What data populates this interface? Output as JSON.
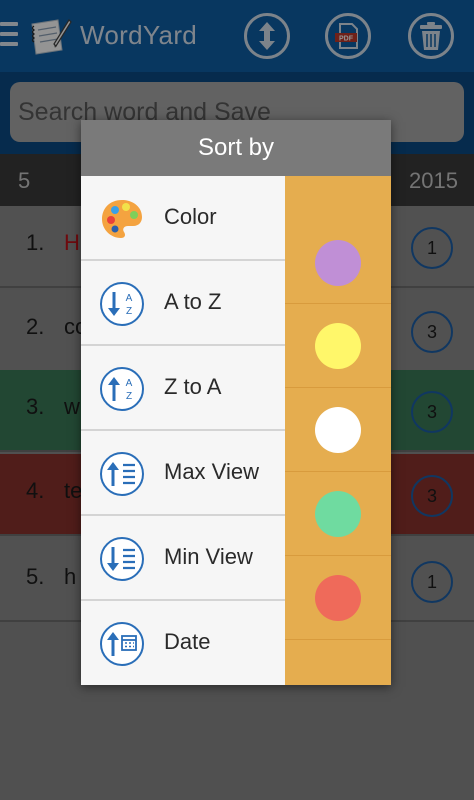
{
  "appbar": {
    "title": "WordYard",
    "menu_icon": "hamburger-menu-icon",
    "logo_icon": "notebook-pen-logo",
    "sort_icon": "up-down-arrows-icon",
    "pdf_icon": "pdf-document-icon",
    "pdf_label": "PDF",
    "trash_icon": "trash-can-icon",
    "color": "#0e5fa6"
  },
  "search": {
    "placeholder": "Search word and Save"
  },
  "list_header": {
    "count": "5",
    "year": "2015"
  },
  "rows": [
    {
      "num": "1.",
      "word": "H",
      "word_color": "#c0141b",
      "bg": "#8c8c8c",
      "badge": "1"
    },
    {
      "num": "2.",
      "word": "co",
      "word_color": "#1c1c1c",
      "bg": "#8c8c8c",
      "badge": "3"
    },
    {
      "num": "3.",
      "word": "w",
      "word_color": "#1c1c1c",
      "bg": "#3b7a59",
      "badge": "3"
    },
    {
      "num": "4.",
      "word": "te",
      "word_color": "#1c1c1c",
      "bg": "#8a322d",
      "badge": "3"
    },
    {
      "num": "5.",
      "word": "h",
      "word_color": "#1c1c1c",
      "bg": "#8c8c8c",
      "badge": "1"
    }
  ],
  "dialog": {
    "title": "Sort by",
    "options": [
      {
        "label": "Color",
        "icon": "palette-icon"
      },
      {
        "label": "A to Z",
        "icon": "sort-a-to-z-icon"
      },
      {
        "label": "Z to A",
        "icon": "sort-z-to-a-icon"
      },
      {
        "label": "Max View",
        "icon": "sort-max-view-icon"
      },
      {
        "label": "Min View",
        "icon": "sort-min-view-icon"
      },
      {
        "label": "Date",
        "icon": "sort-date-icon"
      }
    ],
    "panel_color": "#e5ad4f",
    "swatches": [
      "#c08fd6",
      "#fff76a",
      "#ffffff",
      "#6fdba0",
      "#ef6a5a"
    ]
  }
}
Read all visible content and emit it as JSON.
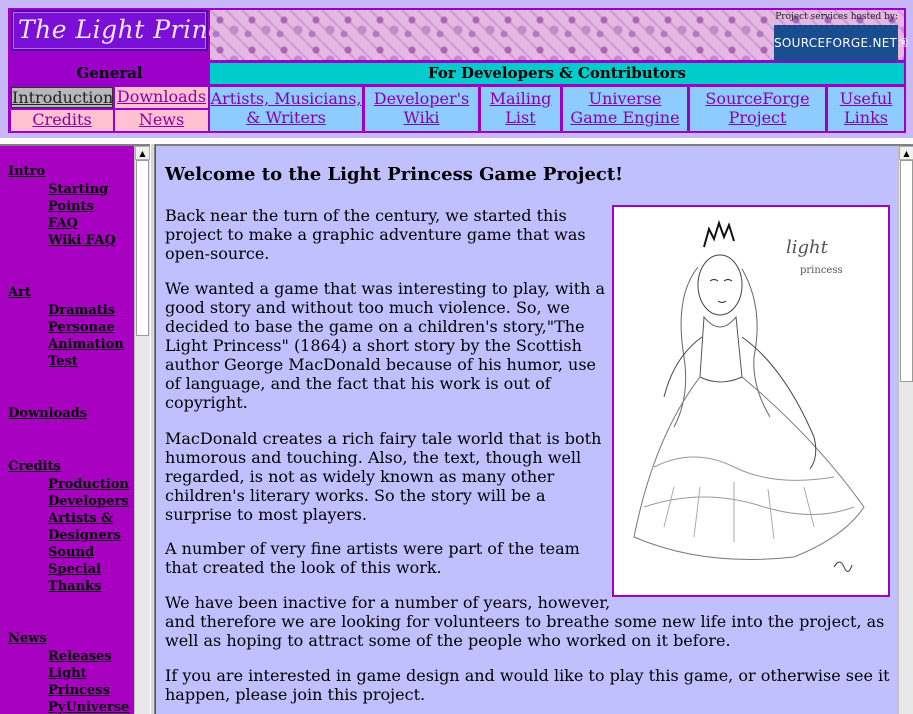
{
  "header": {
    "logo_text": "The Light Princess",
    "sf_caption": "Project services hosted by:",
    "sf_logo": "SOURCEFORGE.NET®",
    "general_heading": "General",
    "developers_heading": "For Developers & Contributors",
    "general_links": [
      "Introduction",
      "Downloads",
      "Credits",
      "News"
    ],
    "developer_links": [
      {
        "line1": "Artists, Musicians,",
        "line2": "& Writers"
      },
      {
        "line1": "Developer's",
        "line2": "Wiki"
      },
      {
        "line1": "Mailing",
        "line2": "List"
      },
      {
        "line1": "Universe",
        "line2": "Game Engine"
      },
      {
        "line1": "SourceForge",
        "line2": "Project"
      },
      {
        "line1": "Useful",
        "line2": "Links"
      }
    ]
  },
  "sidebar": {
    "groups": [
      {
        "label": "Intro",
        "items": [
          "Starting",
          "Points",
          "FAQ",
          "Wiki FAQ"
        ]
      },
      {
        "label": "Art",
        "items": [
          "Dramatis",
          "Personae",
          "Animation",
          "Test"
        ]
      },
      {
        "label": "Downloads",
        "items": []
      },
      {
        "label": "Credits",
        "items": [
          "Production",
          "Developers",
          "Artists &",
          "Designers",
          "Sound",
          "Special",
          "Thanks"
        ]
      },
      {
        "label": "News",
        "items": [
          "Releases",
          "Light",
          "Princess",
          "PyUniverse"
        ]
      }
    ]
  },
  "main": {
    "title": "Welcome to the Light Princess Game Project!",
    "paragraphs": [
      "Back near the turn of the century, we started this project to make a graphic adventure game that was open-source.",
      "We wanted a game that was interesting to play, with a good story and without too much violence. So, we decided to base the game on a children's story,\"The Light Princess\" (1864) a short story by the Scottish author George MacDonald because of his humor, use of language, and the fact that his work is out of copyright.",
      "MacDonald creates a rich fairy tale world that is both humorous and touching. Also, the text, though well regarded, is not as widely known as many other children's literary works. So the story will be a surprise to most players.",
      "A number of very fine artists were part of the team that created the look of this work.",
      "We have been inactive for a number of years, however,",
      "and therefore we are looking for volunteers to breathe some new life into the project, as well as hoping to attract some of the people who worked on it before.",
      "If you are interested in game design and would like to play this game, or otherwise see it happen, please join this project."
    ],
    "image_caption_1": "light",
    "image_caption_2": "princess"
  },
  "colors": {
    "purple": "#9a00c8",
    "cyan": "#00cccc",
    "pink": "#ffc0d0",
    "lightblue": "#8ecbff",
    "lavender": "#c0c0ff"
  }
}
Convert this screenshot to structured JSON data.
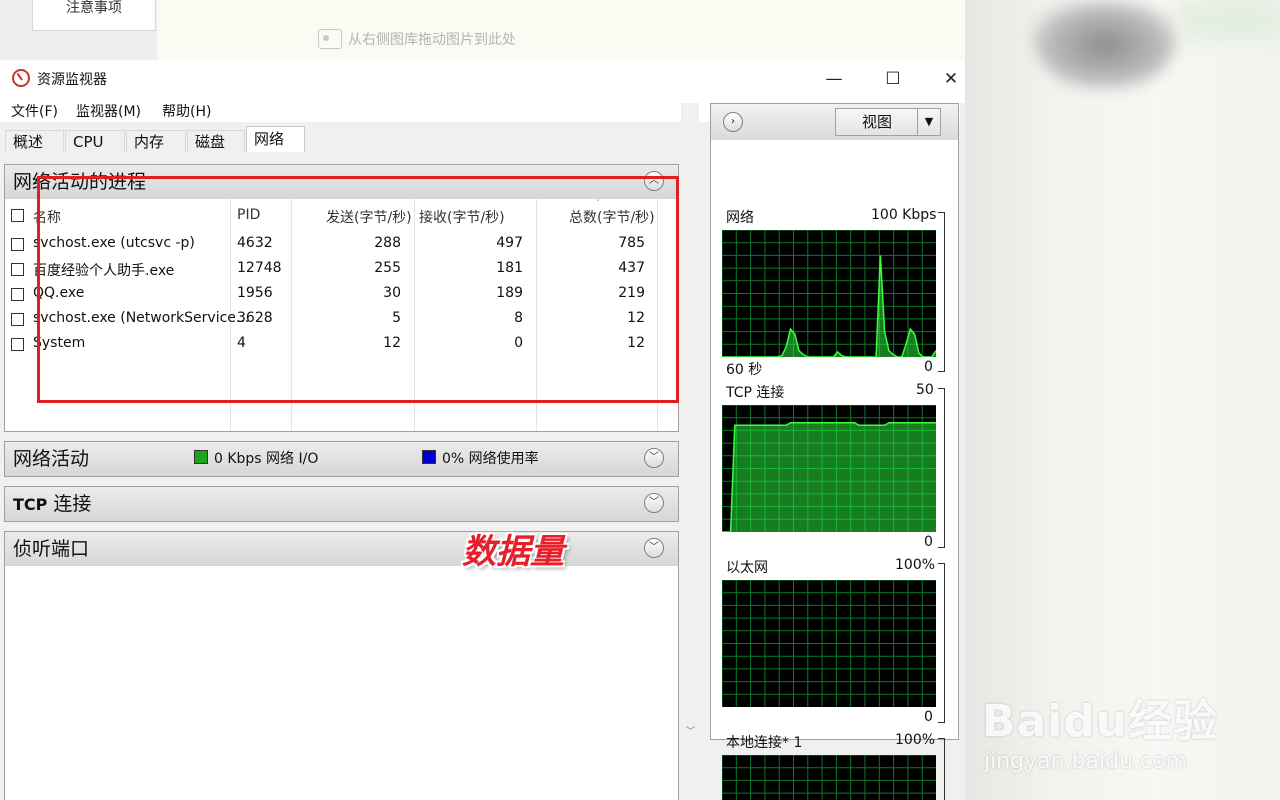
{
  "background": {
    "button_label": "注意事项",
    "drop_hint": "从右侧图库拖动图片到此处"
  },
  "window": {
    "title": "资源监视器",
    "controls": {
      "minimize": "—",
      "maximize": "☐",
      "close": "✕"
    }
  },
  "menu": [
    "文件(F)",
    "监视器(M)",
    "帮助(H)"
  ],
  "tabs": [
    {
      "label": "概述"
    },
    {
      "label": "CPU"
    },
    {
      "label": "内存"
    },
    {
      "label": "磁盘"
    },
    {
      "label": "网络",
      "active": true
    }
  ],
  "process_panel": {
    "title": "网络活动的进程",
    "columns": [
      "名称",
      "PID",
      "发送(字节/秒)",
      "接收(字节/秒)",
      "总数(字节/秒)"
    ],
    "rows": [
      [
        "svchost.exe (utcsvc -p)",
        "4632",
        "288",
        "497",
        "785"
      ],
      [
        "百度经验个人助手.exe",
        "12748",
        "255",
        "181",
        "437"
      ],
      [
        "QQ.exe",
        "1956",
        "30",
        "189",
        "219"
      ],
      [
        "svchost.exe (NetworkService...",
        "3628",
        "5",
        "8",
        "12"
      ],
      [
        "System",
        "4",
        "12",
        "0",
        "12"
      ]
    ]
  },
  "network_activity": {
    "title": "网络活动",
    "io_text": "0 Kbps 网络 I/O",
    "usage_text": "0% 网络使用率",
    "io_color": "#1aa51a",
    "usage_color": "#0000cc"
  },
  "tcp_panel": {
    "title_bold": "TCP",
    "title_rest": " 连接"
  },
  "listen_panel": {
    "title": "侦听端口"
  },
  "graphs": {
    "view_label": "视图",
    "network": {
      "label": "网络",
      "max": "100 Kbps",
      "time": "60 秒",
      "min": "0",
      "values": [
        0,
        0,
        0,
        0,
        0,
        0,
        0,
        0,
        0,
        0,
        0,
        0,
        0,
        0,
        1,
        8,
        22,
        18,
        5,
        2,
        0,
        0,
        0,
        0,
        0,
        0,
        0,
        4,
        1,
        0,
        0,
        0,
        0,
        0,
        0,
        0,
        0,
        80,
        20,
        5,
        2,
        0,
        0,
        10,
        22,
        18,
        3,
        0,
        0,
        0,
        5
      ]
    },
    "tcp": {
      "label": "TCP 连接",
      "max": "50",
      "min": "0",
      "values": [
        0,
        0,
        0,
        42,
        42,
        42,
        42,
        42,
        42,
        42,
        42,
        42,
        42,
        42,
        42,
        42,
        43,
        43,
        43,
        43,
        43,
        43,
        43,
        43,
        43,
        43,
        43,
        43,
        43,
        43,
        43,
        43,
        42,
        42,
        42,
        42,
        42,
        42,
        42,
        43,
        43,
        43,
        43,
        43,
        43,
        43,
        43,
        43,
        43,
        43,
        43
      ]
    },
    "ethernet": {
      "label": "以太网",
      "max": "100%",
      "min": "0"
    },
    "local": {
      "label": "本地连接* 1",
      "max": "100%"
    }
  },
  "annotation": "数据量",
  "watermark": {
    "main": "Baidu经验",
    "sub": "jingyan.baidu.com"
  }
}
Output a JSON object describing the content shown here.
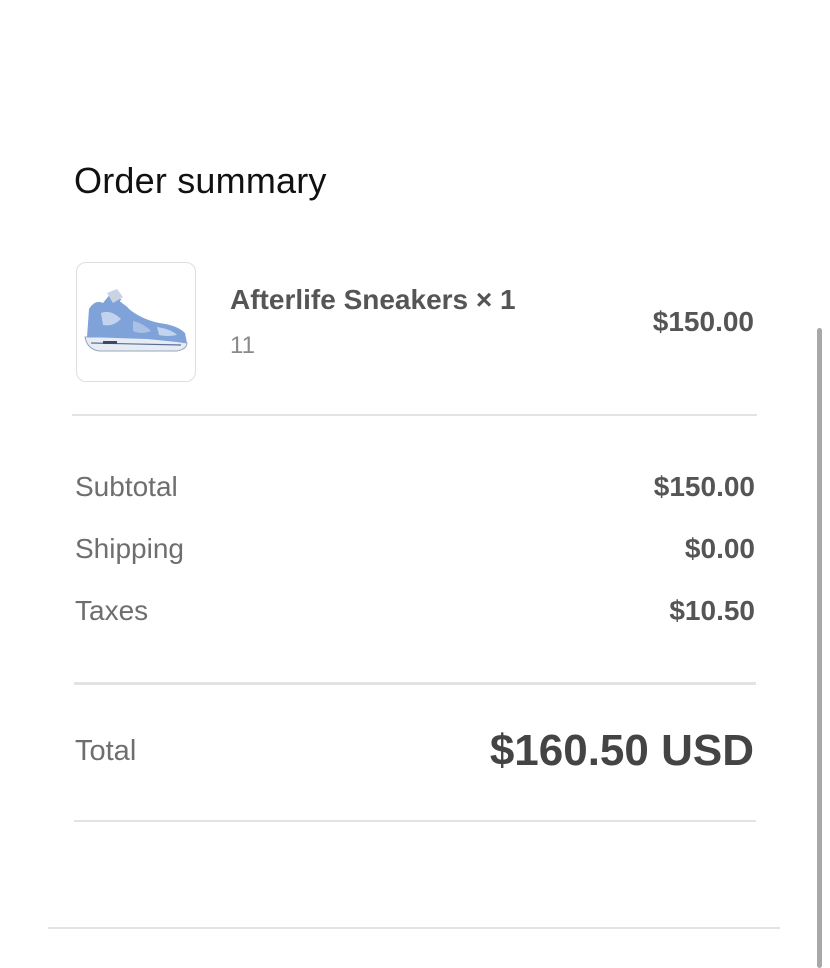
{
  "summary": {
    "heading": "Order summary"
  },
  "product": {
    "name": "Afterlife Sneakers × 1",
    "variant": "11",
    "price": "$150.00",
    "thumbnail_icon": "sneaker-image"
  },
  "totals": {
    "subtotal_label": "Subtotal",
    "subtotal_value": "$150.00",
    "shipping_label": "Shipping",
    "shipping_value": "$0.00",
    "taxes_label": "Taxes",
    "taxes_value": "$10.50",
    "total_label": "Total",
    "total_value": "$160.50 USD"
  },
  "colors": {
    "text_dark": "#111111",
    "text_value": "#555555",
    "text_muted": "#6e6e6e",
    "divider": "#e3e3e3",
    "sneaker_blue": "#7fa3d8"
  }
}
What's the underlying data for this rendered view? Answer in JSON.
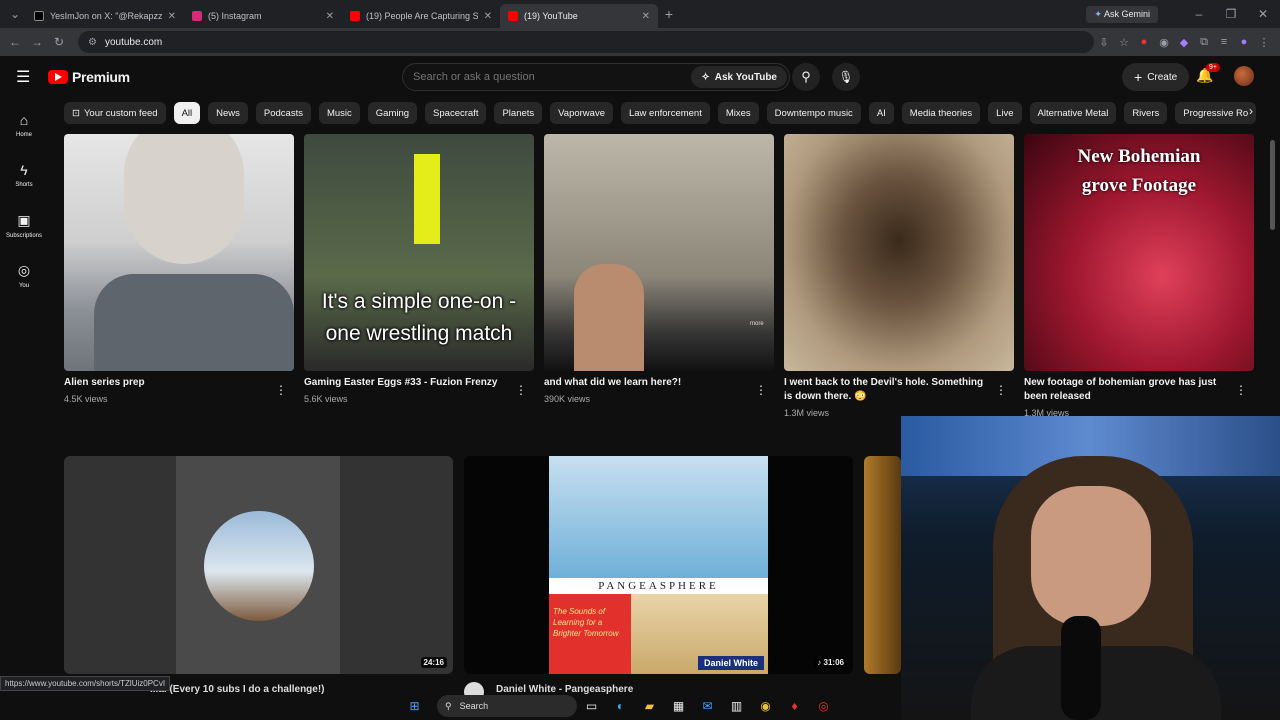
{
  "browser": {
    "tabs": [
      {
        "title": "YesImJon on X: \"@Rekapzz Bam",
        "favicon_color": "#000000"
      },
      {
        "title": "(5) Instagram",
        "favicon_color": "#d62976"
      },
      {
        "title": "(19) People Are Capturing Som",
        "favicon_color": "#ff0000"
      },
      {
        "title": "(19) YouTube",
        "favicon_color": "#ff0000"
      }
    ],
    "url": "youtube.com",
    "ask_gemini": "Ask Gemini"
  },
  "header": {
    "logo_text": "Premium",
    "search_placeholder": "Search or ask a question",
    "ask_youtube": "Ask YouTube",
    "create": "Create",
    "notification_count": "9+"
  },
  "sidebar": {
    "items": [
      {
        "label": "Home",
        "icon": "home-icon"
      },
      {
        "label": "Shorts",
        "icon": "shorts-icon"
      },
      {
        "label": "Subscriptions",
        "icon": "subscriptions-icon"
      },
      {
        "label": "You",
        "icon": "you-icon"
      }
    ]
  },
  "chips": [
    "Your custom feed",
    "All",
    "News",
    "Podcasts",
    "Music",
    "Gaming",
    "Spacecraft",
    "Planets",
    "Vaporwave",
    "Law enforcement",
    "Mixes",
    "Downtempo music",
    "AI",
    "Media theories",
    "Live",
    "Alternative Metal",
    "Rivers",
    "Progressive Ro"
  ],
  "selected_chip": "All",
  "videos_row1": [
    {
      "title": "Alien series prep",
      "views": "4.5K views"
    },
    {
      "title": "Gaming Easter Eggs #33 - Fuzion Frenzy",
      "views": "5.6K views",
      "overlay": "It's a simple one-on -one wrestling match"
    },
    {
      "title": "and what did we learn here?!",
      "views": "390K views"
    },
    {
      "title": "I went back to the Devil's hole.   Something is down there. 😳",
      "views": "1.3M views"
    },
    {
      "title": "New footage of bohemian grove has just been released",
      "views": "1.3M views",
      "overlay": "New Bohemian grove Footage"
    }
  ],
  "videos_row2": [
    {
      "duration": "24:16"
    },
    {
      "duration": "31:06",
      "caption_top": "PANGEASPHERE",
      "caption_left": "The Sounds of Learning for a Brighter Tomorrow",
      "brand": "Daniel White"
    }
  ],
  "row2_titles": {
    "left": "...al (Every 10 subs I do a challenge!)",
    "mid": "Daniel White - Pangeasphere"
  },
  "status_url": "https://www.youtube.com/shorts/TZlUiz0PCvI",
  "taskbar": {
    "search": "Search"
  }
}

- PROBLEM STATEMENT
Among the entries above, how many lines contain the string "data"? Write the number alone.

- TASK OUTPUT
3